**Work required**:
Your task is to print every entry below exactly as given.

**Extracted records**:
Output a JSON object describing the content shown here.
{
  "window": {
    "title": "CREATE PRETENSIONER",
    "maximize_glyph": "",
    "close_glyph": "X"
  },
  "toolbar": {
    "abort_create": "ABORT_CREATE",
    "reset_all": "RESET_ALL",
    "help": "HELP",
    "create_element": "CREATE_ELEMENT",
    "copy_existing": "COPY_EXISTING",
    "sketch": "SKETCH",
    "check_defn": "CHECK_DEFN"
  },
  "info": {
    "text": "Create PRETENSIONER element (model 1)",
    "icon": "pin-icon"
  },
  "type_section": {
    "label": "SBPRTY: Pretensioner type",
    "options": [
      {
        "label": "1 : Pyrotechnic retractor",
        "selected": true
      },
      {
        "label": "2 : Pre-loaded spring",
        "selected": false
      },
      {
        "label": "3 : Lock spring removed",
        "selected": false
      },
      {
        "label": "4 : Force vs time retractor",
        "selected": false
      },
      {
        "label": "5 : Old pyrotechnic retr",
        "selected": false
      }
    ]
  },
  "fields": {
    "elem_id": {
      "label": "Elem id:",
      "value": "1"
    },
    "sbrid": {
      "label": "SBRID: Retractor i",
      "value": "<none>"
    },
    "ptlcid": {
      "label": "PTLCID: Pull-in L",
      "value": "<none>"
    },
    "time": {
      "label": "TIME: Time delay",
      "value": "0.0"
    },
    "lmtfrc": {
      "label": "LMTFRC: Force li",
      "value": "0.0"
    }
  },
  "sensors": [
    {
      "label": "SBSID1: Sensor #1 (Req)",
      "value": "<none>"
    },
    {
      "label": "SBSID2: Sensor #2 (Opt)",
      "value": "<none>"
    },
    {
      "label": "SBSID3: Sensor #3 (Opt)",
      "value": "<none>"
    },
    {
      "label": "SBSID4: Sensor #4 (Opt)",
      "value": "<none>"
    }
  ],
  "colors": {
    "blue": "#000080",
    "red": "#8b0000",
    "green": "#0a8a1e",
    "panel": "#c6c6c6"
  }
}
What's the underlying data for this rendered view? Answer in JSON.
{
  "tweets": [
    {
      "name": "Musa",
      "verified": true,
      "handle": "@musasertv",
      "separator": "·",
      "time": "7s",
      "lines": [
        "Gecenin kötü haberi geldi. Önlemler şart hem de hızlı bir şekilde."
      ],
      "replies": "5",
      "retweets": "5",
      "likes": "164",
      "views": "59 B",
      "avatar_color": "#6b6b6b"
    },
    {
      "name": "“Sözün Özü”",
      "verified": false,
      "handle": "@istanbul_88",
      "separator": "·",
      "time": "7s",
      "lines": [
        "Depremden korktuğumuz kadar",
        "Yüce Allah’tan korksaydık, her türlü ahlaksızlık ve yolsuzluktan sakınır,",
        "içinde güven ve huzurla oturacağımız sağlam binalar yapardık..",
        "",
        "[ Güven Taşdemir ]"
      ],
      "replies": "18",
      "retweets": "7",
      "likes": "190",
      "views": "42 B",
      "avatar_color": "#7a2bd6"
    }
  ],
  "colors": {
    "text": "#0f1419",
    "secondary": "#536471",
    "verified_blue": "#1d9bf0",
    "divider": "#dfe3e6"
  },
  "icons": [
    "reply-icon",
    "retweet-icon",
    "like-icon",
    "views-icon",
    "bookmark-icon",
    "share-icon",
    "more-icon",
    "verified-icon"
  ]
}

**Answer to this problem**:
Output a JSON object describing the content shown here.
{
  "window": {
    "title": "CREATE PRETENSIONER",
    "maximize_glyph": "",
    "close_glyph": "X"
  },
  "toolbar": {
    "abort_create": "ABORT_CREATE",
    "reset_all": "RESET_ALL",
    "help": "HELP",
    "create_element": "CREATE_ELEMENT",
    "copy_existing": "COPY_EXISTING",
    "sketch": "SKETCH",
    "check_defn": "CHECK_DEFN"
  },
  "info": {
    "text": "Create PRETENSIONER element (model 1)",
    "icon": "pin-icon"
  },
  "type_section": {
    "label": "SBPRTY: Pretensioner type",
    "options": [
      {
        "label": "1 : Pyrotechnic retractor",
        "selected": true
      },
      {
        "label": "2 : Pre-loaded spring",
        "selected": false
      },
      {
        "label": "3 : Lock spring removed",
        "selected": false
      },
      {
        "label": "4 : Force vs time retractor",
        "selected": false
      },
      {
        "label": "5 : Old pyrotechnic retr",
        "selected": false
      }
    ]
  },
  "fields": {
    "elem_id": {
      "label": "Elem id:",
      "value": "1"
    },
    "sbrid": {
      "label": "SBRID: Retractor i",
      "value": "<none>"
    },
    "ptlcid": {
      "label": "PTLCID: Pull-in L",
      "value": "<none>"
    },
    "time": {
      "label": "TIME: Time delay",
      "value": "0.0"
    },
    "lmtfrc": {
      "label": "LMTFRC: Force li",
      "value": "0.0"
    }
  },
  "sensors": [
    {
      "label": "SBSID1: Sensor #1 (Req)",
      "value": "<none>"
    },
    {
      "label": "SBSID2: Sensor #2 (Opt)",
      "value": "<none>"
    },
    {
      "label": "SBSID3: Sensor #3 (Opt)",
      "value": "<none>"
    },
    {
      "label": "SBSID4: Sensor #4 (Opt)",
      "value": "<none>"
    }
  ],
  "colors": {
    "blue": "#000080",
    "red": "#8b0000",
    "green": "#0a8a1e",
    "panel": "#c6c6c6"
  }
}
What's the underlying data for this rendered view? Answer in JSON.
{
  "tweets": [
    {
      "name": "Musa",
      "verified": true,
      "handle": "@musasertv",
      "separator": "·",
      "time": "7s",
      "lines": [
        "Gecenin kötü haberi geldi. Önlemler şart hem de hızlı bir şekilde."
      ],
      "replies": "5",
      "retweets": "5",
      "likes": "164",
      "views": "59 B",
      "avatar_color": "#6b6b6b"
    },
    {
      "name": "“Sözün Özü”",
      "verified": false,
      "handle": "@istanbul_88",
      "separator": "·",
      "time": "7s",
      "lines": [
        "Depremden korktuğumuz kadar",
        "Yüce Allah’tan korksaydık, her türlü ahlaksızlık ve yolsuzluktan sakınır,",
        "içinde güven ve huzurla oturacağımız sağlam binalar yapardık..",
        "",
        "[ Güven Taşdemir ]"
      ],
      "replies": "18",
      "retweets": "7",
      "likes": "190",
      "views": "42 B",
      "avatar_color": "#7a2bd6"
    }
  ],
  "colors": {
    "text": "#0f1419",
    "secondary": "#536471",
    "verified_blue": "#1d9bf0",
    "divider": "#dfe3e6"
  },
  "icons": [
    "reply-icon",
    "retweet-icon",
    "like-icon",
    "views-icon",
    "bookmark-icon",
    "share-icon",
    "more-icon",
    "verified-icon"
  ]
}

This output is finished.